Collected data entries
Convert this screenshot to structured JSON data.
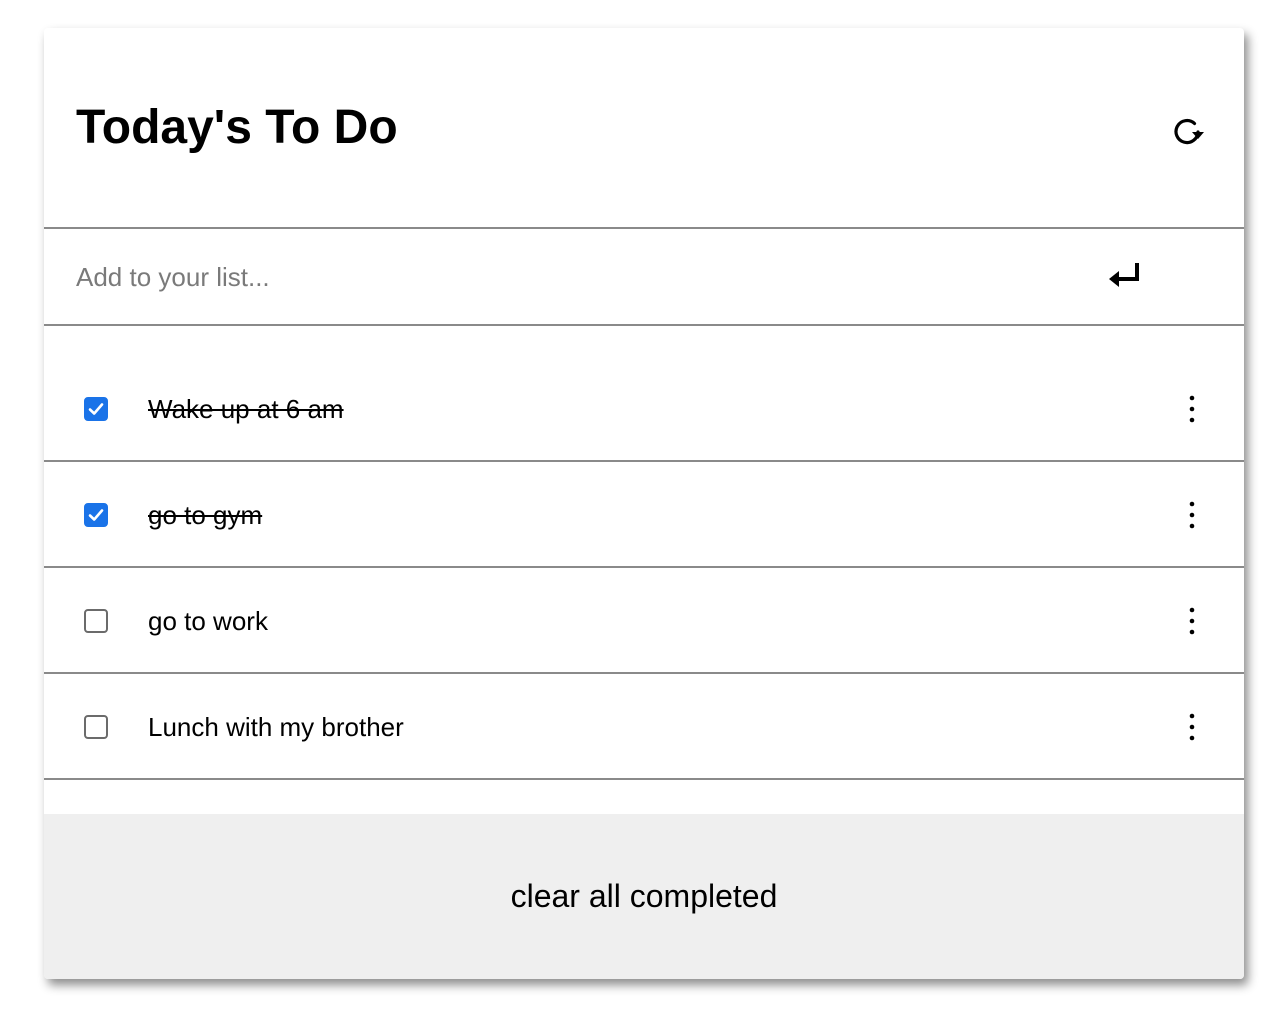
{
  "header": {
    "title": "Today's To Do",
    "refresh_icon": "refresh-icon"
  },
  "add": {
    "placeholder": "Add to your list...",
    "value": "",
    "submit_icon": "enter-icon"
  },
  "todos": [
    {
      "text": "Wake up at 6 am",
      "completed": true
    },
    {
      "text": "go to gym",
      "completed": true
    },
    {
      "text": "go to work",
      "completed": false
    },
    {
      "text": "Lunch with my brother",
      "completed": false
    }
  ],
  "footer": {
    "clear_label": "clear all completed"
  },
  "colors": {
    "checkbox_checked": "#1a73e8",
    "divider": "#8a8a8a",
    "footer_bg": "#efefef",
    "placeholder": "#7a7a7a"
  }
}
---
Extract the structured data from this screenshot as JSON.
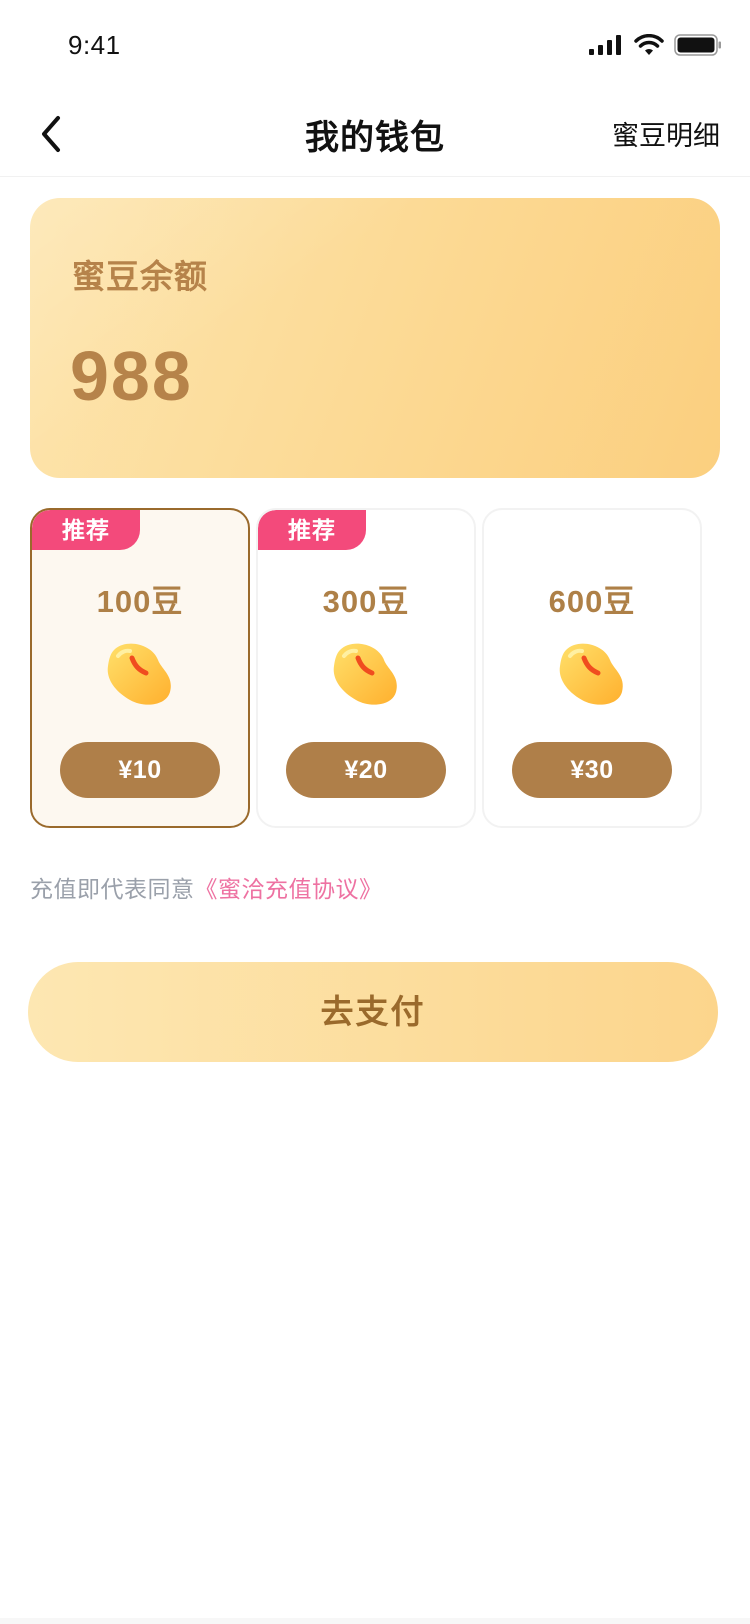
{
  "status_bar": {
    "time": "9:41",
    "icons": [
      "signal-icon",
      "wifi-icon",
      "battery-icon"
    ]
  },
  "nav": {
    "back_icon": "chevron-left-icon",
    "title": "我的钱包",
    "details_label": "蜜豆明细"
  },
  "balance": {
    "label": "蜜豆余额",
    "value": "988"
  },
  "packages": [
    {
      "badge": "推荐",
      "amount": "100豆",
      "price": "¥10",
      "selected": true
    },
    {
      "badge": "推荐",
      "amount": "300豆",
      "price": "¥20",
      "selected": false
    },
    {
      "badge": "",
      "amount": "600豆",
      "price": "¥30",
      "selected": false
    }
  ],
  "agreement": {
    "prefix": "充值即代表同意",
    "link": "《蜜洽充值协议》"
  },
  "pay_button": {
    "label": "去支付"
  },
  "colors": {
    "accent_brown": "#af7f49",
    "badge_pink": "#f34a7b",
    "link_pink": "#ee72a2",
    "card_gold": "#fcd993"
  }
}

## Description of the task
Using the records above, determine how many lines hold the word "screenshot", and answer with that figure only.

## Exercise output
2